◆ EXERCISE
Return every line from the listing where the word "JSON" occurs.

◆ RECORDS SUPPLIED
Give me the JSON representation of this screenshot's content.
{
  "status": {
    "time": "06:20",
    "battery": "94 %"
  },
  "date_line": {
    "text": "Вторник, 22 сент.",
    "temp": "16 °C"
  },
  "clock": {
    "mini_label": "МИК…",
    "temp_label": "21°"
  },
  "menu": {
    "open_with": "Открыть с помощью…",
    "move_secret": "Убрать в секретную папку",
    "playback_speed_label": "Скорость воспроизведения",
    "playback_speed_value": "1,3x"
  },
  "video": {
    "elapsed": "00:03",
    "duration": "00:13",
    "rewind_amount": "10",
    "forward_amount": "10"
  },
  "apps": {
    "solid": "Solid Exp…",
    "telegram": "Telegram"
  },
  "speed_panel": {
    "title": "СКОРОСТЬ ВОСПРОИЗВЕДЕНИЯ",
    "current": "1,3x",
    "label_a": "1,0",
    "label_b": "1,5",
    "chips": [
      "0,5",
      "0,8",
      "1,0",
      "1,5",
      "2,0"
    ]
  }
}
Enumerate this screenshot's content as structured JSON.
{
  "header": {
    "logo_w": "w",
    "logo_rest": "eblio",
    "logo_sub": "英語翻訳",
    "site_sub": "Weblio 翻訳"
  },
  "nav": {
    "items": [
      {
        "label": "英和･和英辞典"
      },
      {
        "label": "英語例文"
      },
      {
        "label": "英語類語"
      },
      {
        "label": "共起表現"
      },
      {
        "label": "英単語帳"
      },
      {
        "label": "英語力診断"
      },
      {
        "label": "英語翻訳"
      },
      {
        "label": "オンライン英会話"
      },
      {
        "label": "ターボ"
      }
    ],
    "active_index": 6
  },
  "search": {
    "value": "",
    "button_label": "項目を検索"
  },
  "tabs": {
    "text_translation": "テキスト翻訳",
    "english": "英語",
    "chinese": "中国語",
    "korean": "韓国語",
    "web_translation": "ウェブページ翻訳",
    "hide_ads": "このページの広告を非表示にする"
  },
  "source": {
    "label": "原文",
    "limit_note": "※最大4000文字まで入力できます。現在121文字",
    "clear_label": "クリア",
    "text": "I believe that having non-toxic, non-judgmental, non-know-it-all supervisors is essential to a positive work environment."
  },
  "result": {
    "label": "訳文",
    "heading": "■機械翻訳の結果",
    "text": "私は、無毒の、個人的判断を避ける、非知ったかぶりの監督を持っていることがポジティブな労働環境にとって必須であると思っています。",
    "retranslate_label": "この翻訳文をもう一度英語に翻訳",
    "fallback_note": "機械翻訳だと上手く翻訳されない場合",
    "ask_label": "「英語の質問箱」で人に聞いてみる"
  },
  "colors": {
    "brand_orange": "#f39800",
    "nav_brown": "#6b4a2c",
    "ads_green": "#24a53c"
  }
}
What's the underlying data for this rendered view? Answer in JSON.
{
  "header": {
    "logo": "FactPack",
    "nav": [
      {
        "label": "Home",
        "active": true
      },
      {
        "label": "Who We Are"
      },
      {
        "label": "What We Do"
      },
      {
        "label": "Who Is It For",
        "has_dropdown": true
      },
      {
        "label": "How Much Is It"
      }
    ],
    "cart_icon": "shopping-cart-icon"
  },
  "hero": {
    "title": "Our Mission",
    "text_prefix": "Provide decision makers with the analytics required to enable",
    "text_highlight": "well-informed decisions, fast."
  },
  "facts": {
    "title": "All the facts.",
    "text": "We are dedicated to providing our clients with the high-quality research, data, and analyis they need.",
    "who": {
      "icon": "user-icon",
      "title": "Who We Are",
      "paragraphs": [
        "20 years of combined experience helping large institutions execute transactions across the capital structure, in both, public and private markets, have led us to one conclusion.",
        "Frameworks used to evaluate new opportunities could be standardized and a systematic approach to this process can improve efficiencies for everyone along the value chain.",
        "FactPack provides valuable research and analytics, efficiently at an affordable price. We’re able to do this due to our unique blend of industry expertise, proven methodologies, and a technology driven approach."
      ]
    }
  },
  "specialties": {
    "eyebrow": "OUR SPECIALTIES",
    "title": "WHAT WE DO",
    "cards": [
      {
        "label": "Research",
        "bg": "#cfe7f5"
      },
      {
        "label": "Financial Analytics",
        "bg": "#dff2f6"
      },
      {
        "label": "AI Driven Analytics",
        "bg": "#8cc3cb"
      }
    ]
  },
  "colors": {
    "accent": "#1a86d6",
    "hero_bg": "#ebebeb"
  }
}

◆ EXPECTED ANSWER
Give me the JSON representation of this screenshot's content.
Enumerate this screenshot's content as structured JSON.
What's the underlying data for this rendered view? Answer in JSON.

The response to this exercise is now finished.